THE PROBLEM: Copy the lines below exactly, starting at the line that contains "Convert this screenshot" and stopping after the last line, and include no other lines.

[Dataset items]
· · · · · · ·
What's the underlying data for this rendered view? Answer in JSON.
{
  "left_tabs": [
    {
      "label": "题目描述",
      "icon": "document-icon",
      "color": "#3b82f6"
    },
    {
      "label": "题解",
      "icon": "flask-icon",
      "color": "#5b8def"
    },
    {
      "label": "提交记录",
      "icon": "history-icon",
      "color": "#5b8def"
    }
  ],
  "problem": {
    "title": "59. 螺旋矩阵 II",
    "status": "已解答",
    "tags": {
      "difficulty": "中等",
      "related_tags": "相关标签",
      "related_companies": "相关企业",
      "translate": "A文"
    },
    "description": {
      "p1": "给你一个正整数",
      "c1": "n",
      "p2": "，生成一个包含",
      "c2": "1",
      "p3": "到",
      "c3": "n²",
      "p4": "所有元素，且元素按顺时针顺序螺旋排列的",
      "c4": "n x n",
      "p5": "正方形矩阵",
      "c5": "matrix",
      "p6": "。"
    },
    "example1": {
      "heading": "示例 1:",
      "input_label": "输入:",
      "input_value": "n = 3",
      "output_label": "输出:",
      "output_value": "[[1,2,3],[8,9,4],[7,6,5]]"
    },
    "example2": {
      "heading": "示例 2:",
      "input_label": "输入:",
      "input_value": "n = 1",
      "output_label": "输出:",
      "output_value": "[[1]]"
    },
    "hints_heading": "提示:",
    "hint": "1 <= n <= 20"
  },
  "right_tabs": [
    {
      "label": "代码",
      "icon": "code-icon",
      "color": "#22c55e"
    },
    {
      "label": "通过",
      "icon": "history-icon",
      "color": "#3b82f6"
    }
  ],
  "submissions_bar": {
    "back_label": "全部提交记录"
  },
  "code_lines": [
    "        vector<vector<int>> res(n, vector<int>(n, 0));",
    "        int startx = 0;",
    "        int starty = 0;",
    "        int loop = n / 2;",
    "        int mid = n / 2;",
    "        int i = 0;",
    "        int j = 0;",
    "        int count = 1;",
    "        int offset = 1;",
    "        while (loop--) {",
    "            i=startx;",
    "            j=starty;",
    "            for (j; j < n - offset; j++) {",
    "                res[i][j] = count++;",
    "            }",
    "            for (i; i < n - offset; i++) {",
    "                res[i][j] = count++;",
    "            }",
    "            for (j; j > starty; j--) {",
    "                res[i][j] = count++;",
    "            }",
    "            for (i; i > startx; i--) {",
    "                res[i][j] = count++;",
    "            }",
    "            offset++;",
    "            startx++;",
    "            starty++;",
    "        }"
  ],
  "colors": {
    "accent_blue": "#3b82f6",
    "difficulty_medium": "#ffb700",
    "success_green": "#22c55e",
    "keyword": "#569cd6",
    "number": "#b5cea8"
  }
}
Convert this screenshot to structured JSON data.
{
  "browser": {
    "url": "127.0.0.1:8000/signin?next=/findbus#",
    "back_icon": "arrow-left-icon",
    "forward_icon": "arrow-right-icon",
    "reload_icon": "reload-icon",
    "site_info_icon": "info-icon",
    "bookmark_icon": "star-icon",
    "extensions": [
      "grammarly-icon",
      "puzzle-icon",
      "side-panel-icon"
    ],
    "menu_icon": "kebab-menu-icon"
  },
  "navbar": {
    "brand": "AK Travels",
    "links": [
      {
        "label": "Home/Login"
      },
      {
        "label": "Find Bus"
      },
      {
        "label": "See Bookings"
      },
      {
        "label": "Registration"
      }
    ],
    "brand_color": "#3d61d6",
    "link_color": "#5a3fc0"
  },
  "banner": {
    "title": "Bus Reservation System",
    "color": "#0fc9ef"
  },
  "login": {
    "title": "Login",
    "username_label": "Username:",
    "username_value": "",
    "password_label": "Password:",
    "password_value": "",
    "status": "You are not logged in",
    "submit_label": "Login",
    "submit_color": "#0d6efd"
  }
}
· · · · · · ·
ANSWER TO THIS PROBLEM:
Convert this screenshot to structured JSON data.
{
  "browser": {
    "url": "127.0.0.1:8000/signin?next=/findbus#",
    "back_icon": "arrow-left-icon",
    "forward_icon": "arrow-right-icon",
    "reload_icon": "reload-icon",
    "site_info_icon": "info-icon",
    "bookmark_icon": "star-icon",
    "extensions": [
      "grammarly-icon",
      "puzzle-icon",
      "side-panel-icon"
    ],
    "menu_icon": "kebab-menu-icon"
  },
  "navbar": {
    "brand": "AK Travels",
    "links": [
      {
        "label": "Home/Login"
      },
      {
        "label": "Find Bus"
      },
      {
        "label": "See Bookings"
      },
      {
        "label": "Registration"
      }
    ],
    "brand_color": "#3d61d6",
    "link_color": "#5a3fc0"
  },
  "banner": {
    "title": "Bus Reservation System",
    "color": "#0fc9ef"
  },
  "login": {
    "title": "Login",
    "username_label": "Username:",
    "username_value": "",
    "password_label": "Password:",
    "password_value": "",
    "status": "You are not logged in",
    "submit_label": "Login",
    "submit_color": "#0d6efd"
  }
}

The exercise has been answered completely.